In this connection, Monsignor Rino Fisichella, President of the said Council, met with Superiors of the Secretariat of State, of the Administration of the Patrimony of the Apostolic See, and of the Secretariat for the Economy, “ reads the text.
According to “Vatican News,” it is the second Jubilee of Pope Francis’ pontificate, the first being the Holy Year of Mercy, proclaimed through the Bull “Misericordiae Vultus,” and carried out from November 29, 2015, to November 20, 2016. In that case, also, the coordination was entrusted to Monsignor Rino Fisichella.
The Jubilee offers the faithful the possibility of gaining a Plenary Indulgence for themselves or for the deceased. It’s a Year of reconciliation and conversion, of solidarity and commitment to justice at the service of God and of brethren.
In the Roman Catholic tradition, a Holy Year, or Jubilee is a great religious event. It is a year of forgiveness of sins and also the punishment due to sin, it is a year of reconciliation between adversaries, of conversion and receiving the Sacrament of Reconciliation, and consequently of solidarity, hope, justice, commitment to serve God with joy and in peace with our brothers and sisters. A Jubilee year is above all the year of Christ, who brings life and grace to humanity.
The origin of the Christian Jubilee goes back to Bible times. The Law of Moses prescribed a special year for the Jewish people: “You shall hallow the fiftieth year and proclaim the liberty throughout the land, to all its inhabitants; it shall be a jubilee for you when each of you shall return to his property and each of you shall return to his family. This fiftieth year is to be a jubilee year for you: you will not sow, you will not harvest the un-gathered corn, you will not gather the untrimmed vine. The jubilee is to be a holy thing to you, you will eat what comes from the fields.”(TheBook of Leviticus 25, 10-14) The trumpet with which this particular year was announced was a goat’s horn called Yobel in Hebrew, and the origin of the word jubilee. The celebration of this year also included the restitution of land to the original owners, the remission of debts, the liberation of slaves, and the land was left fallow. In the New Testament, Jesus presents himself as the One who brings the old Jubilee to completion, because he has come to “preach the year of the Lord’s favor” (Isaiah 61: 1-2).

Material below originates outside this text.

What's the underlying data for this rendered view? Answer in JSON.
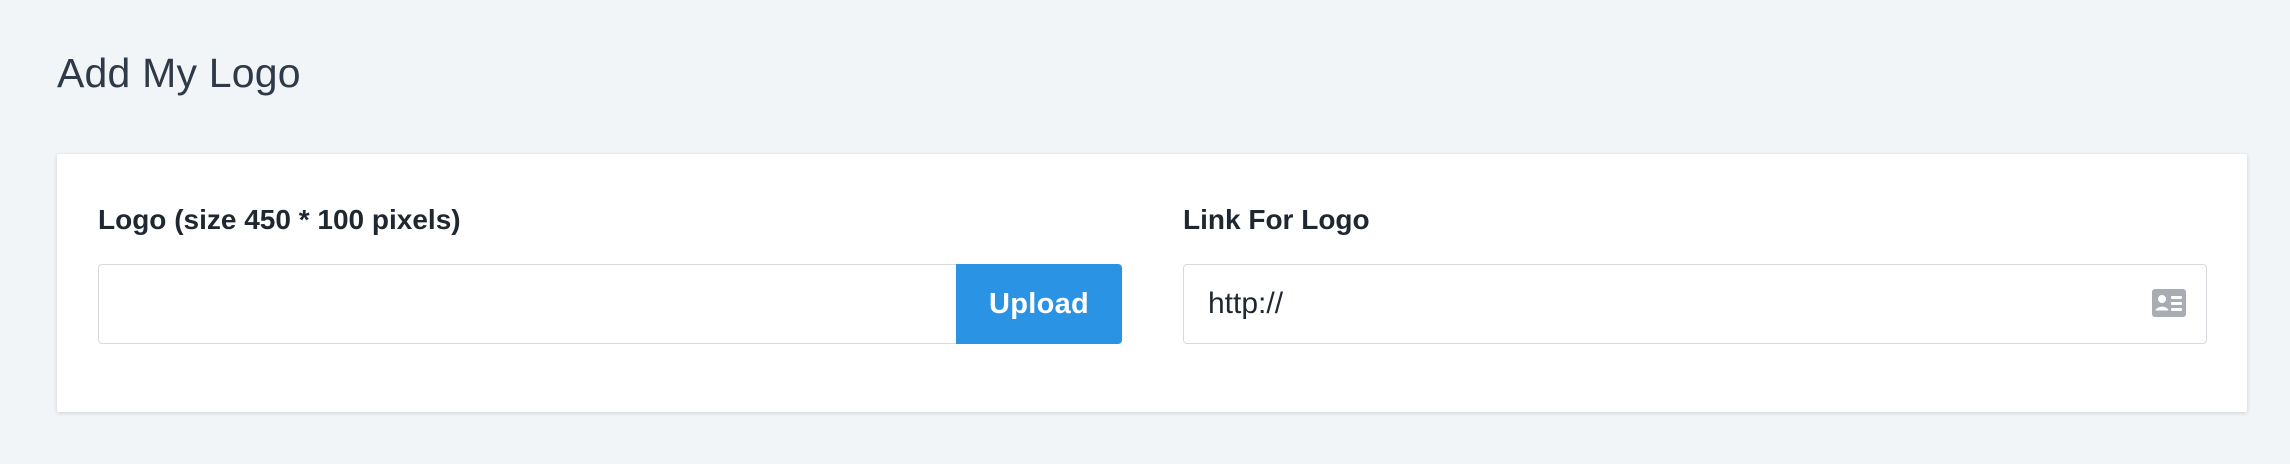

It is interesting to note that in almost every country, time is counted as before and after Christ’s coming into the world, although today few people may realize the reasons for this calculation. For Christians then, the Jubilee of the year 2000 is especially important because it will be a celebration of the 2000th anniversary of the birth of Christ (apart from differences of the exact chronological count.) What is more, it will be the first Holy Year which marks the turn of a millennium, since the first Jubilee was proclaimed by Pope Boniface VIII in 1300. For Christians then, the Jubilee of the Year 2000 should be a great prayer of praise and thanksgiving to God for the gift of the Incarnation of His Son and the Redemption He brings.
The Jubilee is called Holy Year, not only because its begins, is marked, and ends with solemn holy acts, but also because its purpose is to encourage holiness of life. It was actually convoked to strengthen faith, encourage works of charity and brotherly communion within the Church and in society, and to call Christians to be more sincere and coherent in their faith in Christ, the only Saviour.
A Jubilee can be “ordinary” if it falls after the set period of years, and “extraordinary” if it is proclaimed for some outstanding event. There have been twenty-five “ordinary” Holy Years so far: the Year 2000 will be the 26th. The custom of calling “extraordinary” Jubilees began in the 16th century and they can vary in length from a few days to a year. There have been two extraordinary jubilees in this century: 1933 proclaimed by Pope Pius XI to mark the 1900th anniversary of Redemption and 1983 proclaimed by Pope John Paul II to mark 1950 years since the Redemption carried out by Christ through his Death and Resurrection in the year 33. In 1987 Pope John Paul II also proclaimed a Marian Year.